More speculative uses of the scanned dataset (and proposed new datasets) were also discussed and research avenues centring on disaster planning and disaster management were prominently highlighted. In addition to the utility of the data for the management of technical aspects of reconstruction schemes, I was also given the opportunity to discuss the potential for these data, and models generated from them, in engaging communities of interest such as the student body with the reconstruction process as it develops.
Overall, this event was challenging, thought provoking and enjoyable. For me personally, it was an rare opportunity to be exposed to the world of professional architecture and the types of arguments and debates that this world engages with and as I result I came away both better informed and inspired.
The Accord crew were on the road again this week and travelled back to Castlemilk where we met with Kenny Hunter, who is the artist responsible for ‘King of the Castle, and – we can proudly boast- a GSA alumni!
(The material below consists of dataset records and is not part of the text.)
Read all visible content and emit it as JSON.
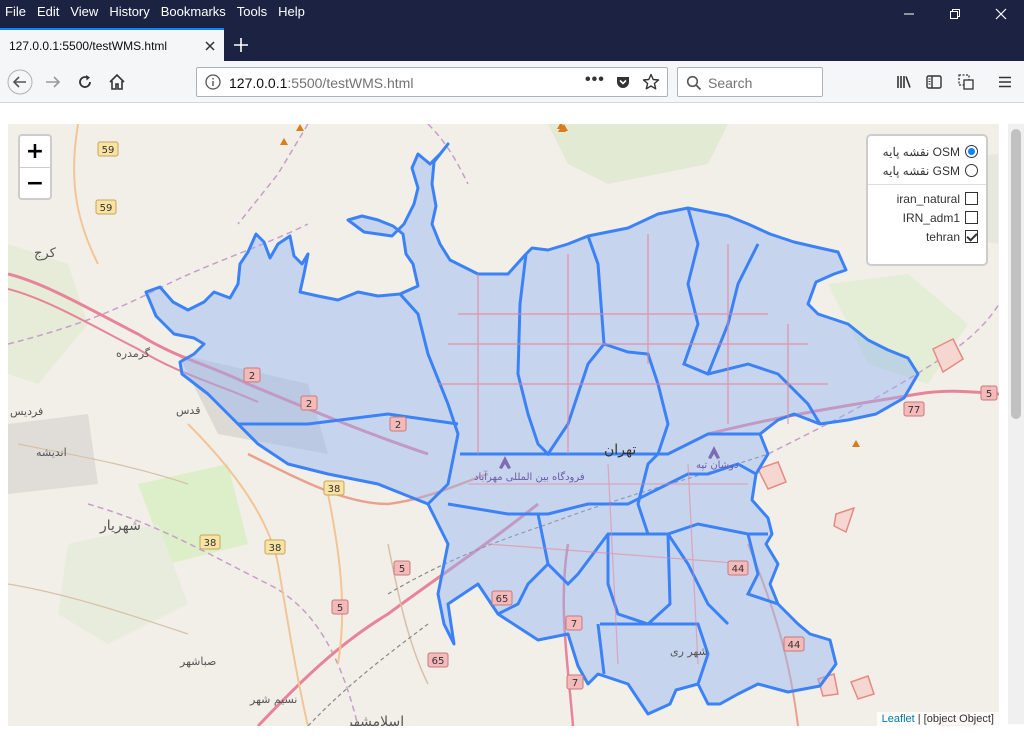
{
  "menu": {
    "items": [
      "File",
      "Edit",
      "View",
      "History",
      "Bookmarks",
      "Tools",
      "Help"
    ]
  },
  "tab": {
    "title": "127.0.0.1:5500/testWMS.html"
  },
  "navbar": {
    "url_host": "127.0.0.1",
    "url_path": ":5500/testWMS.html",
    "search_placeholder": "Search"
  },
  "map": {
    "zoom_in": "+",
    "zoom_out": "−",
    "base_layers": [
      {
        "label": "نقشه پایه OSM",
        "selected": true
      },
      {
        "label": "نقشه پایه GSM",
        "selected": false
      }
    ],
    "overlays": [
      {
        "label": "iran_natural",
        "checked": false
      },
      {
        "label": "IRN_adm1",
        "checked": false
      },
      {
        "label": "tehran",
        "checked": true
      }
    ],
    "attribution_link": "Leaflet",
    "attribution_sep": "|",
    "attribution_text": "[object Object]",
    "place_labels": [
      "کرج",
      "گرمدره",
      "قدس",
      "اندیشه",
      "شهریار",
      "صباشهر",
      "نسیم شهر",
      "اسلامشهر",
      "تهران",
      "دوشان تپه",
      "شهر ری",
      "فرودگاه بین المللی مهرآباد",
      "فردیس"
    ],
    "road_shields": [
      "59",
      "59",
      "2",
      "2",
      "2",
      "38",
      "38",
      "38",
      "5",
      "5",
      "65",
      "65",
      "7",
      "7",
      "44",
      "44",
      "77",
      "5"
    ]
  },
  "colors": {
    "chrome_dark": "#1c2342",
    "tab_accent": "#0a84ff",
    "district_stroke": "#3b82f6",
    "district_fill": "#93b4f5"
  }
}
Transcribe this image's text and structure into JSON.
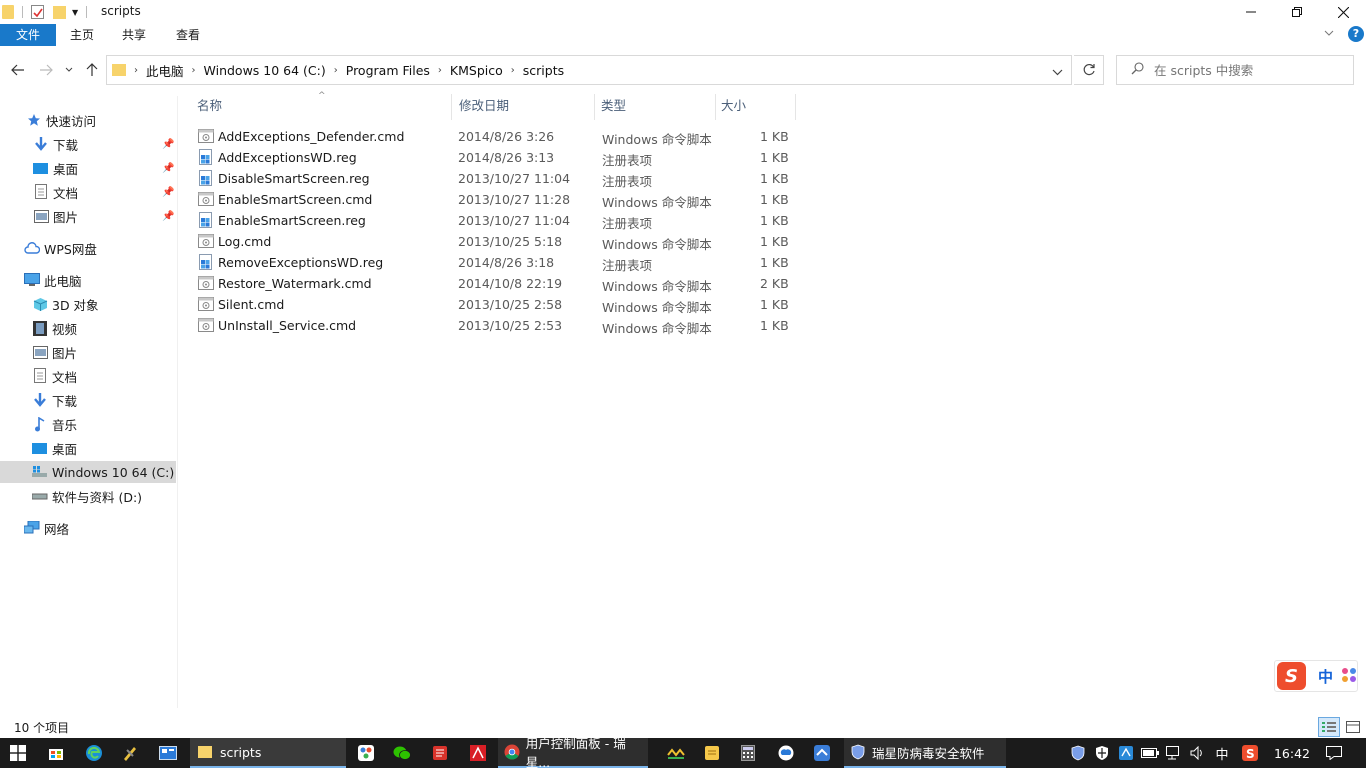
{
  "window": {
    "title": "scripts",
    "ribbon_tabs": [
      "文件",
      "主页",
      "共享",
      "查看"
    ]
  },
  "address": {
    "crumbs": [
      "此电脑",
      "Windows 10 64 (C:)",
      "Program Files",
      "KMSpico",
      "scripts"
    ],
    "search_placeholder": "在 scripts 中搜索"
  },
  "sidebar": {
    "quick_access": "快速访问",
    "quick_items": [
      "下载",
      "桌面",
      "文档",
      "图片"
    ],
    "wps": "WPS网盘",
    "this_pc": "此电脑",
    "pc_items": [
      "3D 对象",
      "视频",
      "图片",
      "文档",
      "下载",
      "音乐",
      "桌面",
      "Windows 10 64 (C:)",
      "软件与资料 (D:)"
    ],
    "network": "网络"
  },
  "columns": {
    "name": "名称",
    "date": "修改日期",
    "type": "类型",
    "size": "大小"
  },
  "files": [
    {
      "name": "AddExceptions_Defender.cmd",
      "date": "2014/8/26 3:26",
      "type": "Windows 命令脚本",
      "size": "1 KB",
      "icon": "cmd"
    },
    {
      "name": "AddExceptionsWD.reg",
      "date": "2014/8/26 3:13",
      "type": "注册表项",
      "size": "1 KB",
      "icon": "reg"
    },
    {
      "name": "DisableSmartScreen.reg",
      "date": "2013/10/27 11:04",
      "type": "注册表项",
      "size": "1 KB",
      "icon": "reg"
    },
    {
      "name": "EnableSmartScreen.cmd",
      "date": "2013/10/27 11:28",
      "type": "Windows 命令脚本",
      "size": "1 KB",
      "icon": "cmd"
    },
    {
      "name": "EnableSmartScreen.reg",
      "date": "2013/10/27 11:04",
      "type": "注册表项",
      "size": "1 KB",
      "icon": "reg"
    },
    {
      "name": "Log.cmd",
      "date": "2013/10/25 5:18",
      "type": "Windows 命令脚本",
      "size": "1 KB",
      "icon": "cmd"
    },
    {
      "name": "RemoveExceptionsWD.reg",
      "date": "2014/8/26 3:18",
      "type": "注册表项",
      "size": "1 KB",
      "icon": "reg"
    },
    {
      "name": "Restore_Watermark.cmd",
      "date": "2014/10/8 22:19",
      "type": "Windows 命令脚本",
      "size": "2 KB",
      "icon": "cmd"
    },
    {
      "name": "Silent.cmd",
      "date": "2013/10/25 2:58",
      "type": "Windows 命令脚本",
      "size": "1 KB",
      "icon": "cmd"
    },
    {
      "name": "UnInstall_Service.cmd",
      "date": "2013/10/25 2:53",
      "type": "Windows 命令脚本",
      "size": "1 KB",
      "icon": "cmd"
    }
  ],
  "status": {
    "item_count": "10 个项目"
  },
  "taskbar": {
    "explorer_label": "scripts",
    "chrome_label": "用户控制面板 - 瑞星...",
    "rising_label": "瑞星防病毒安全软件",
    "ime": "中",
    "clock": "16:42"
  },
  "ime_bar": {
    "mode": "中"
  },
  "colors": {
    "file_tab": "#1979ca",
    "selection": "#d9d9d9",
    "taskbar": "#1b1b1b",
    "header_text": "#4c607a"
  }
}
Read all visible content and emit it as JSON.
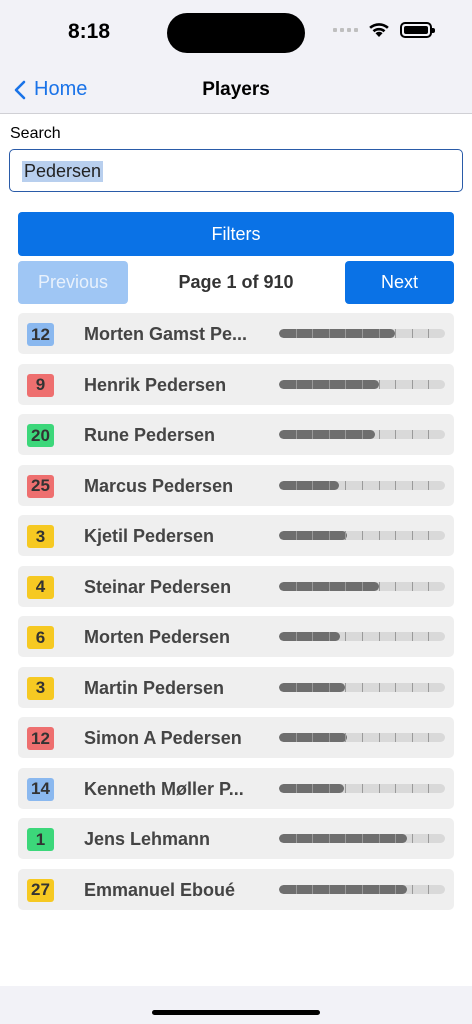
{
  "status": {
    "time": "8:18"
  },
  "nav": {
    "back_label": "Home",
    "title": "Players"
  },
  "search": {
    "label": "Search",
    "value": "Pedersen"
  },
  "filters": {
    "label": "Filters"
  },
  "pagination": {
    "previous_label": "Previous",
    "page_text": "Page 1 of 910",
    "next_label": "Next"
  },
  "colors": {
    "accent": "#0a72e6",
    "blue_badge": "#8ab8ef",
    "red_badge": "#ee6f6f",
    "green_badge": "#3cd77a",
    "yellow_badge": "#f6c922"
  },
  "players": [
    {
      "rating": "12",
      "name": "Morten Gamst Pe...",
      "badge_color": "#8ab8ef",
      "bar_fraction": 0.7
    },
    {
      "rating": "9",
      "name": "Henrik Pedersen",
      "badge_color": "#ee6f6f",
      "bar_fraction": 0.6
    },
    {
      "rating": "20",
      "name": "Rune Pedersen",
      "badge_color": "#3cd77a",
      "bar_fraction": 0.58
    },
    {
      "rating": "25",
      "name": "Marcus Pedersen",
      "badge_color": "#ee6f6f",
      "bar_fraction": 0.36
    },
    {
      "rating": "3",
      "name": "Kjetil Pedersen",
      "badge_color": "#f6c922",
      "bar_fraction": 0.41
    },
    {
      "rating": "4",
      "name": "Steinar Pedersen",
      "badge_color": "#f6c922",
      "bar_fraction": 0.6
    },
    {
      "rating": "6",
      "name": "Morten Pedersen",
      "badge_color": "#f6c922",
      "bar_fraction": 0.37
    },
    {
      "rating": "3",
      "name": "Martin Pedersen",
      "badge_color": "#f6c922",
      "bar_fraction": 0.4
    },
    {
      "rating": "12",
      "name": "Simon A Pedersen",
      "badge_color": "#ee6f6f",
      "bar_fraction": 0.41
    },
    {
      "rating": "14",
      "name": "Kenneth Møller P...",
      "badge_color": "#8ab8ef",
      "bar_fraction": 0.39
    },
    {
      "rating": "1",
      "name": "Jens Lehmann",
      "badge_color": "#3cd77a",
      "bar_fraction": 0.77
    },
    {
      "rating": "27",
      "name": "Emmanuel Eboué",
      "badge_color": "#f6c922",
      "bar_fraction": 0.77
    }
  ]
}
Since it was erected in 1999, the artwork has enjoyed a rich and varied life – sometimes a proud Rangers supporter and other days a committed Celtic fan!! This rascal is much loved by the local community, and was chosen by the local ‘How Old Are Yew’ history group to be modelled in 3D. You can find a work-in-progress PDF of our 3D model in the attachment.
Jean Devlin, a member of the ‘How Old Are Yew’ group did a wee bit of extra research and wrote on the Castlemilk History facebook page:
The King of the Castle has had a wee restoration done on him just recently …
After further research by the Castlemilk History Group today, we found out that this was the caption which was on the original coating at the foot of “The King of The Castle”… “Somewhere in the distance is my Future”… It was written by a member of the Castlemilk writer’s group at the time, of which Des Dillon was the writer in residence …